An important aside, though: It’s imperative for DevOps engineers to rigorously evaluate the performance and security protocols of any third-party tool since they can significantly impact the functionality and the integrity of your healthcare solution.
4. Be smart about allocating your resources
When dealing with virtual machines (VMs), many gravitate towards the most powerful options expecting superior performance, yet they might not fully capitalize on all the resources those VMs offer. Therefore, take the time to fine-tune your environment configuration to ensure you get the most bang for your buck and keep things running smoothly.
5. Hire a dedicated DevOps team
Tapping a dedicated DevOps team can significantly lighten the load for a healthcare company's internal resources, meaning it gives the in-house team the bandwidth to focus more on patient-centric objectives and less on tech roadblocks.
What’s more, over time, healthcare firms may find themselves knee-deep in technical debt from maintaining legacy systems or hasty development cycles. But guess what: Dedicated DevOps engineers can swing into action within days to perform a smooth system modernization without disturbing the current service flow.
Additionally, DevOps consulting and development companies (like ours!) offer a robust range of tooling and platform expertise.

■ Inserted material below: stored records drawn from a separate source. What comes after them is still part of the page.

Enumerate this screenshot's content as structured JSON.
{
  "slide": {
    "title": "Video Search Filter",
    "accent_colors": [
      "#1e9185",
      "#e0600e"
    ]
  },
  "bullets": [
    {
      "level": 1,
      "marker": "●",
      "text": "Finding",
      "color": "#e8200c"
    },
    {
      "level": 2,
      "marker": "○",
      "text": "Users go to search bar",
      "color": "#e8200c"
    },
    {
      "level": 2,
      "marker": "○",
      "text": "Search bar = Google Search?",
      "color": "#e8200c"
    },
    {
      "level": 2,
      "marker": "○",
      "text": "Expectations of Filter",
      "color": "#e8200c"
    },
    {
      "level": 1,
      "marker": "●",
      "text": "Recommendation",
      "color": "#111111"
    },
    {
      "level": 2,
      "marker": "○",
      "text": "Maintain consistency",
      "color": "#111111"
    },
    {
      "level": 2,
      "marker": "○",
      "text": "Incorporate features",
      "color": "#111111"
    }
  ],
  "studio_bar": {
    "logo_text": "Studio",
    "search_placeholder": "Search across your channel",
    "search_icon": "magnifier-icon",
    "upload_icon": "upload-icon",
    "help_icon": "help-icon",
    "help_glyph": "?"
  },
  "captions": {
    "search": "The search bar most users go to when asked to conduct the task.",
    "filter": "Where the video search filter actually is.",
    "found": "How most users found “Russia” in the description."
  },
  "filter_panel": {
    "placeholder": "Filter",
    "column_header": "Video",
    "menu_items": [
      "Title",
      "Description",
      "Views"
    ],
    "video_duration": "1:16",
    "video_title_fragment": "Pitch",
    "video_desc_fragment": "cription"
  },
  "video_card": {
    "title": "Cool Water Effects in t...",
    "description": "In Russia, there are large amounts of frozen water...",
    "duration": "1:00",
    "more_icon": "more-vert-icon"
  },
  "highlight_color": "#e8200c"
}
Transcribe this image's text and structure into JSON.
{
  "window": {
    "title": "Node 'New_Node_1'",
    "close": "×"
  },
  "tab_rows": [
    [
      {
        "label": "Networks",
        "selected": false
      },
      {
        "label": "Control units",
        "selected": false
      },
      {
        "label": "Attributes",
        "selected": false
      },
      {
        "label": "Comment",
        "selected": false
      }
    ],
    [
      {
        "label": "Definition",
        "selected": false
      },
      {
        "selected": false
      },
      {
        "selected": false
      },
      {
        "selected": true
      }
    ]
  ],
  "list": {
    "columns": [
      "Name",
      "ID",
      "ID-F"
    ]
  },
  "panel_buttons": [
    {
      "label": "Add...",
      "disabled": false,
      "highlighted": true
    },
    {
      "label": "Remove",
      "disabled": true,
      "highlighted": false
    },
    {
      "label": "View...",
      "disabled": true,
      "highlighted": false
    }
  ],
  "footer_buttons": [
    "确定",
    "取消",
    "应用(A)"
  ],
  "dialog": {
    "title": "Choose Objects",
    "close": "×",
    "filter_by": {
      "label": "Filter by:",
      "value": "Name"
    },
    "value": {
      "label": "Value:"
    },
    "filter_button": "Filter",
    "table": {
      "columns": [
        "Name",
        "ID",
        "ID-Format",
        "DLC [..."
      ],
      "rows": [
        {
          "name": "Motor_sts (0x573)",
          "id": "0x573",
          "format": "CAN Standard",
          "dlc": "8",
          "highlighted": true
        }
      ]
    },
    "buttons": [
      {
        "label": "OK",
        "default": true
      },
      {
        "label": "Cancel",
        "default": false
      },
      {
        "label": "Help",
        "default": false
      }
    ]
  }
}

The payoff for you? You’ll get to implement the most fitting and cost-effective solutions possible — a vital aspect for maneuvering through the intricate, ever-changing maze of healthcare technology.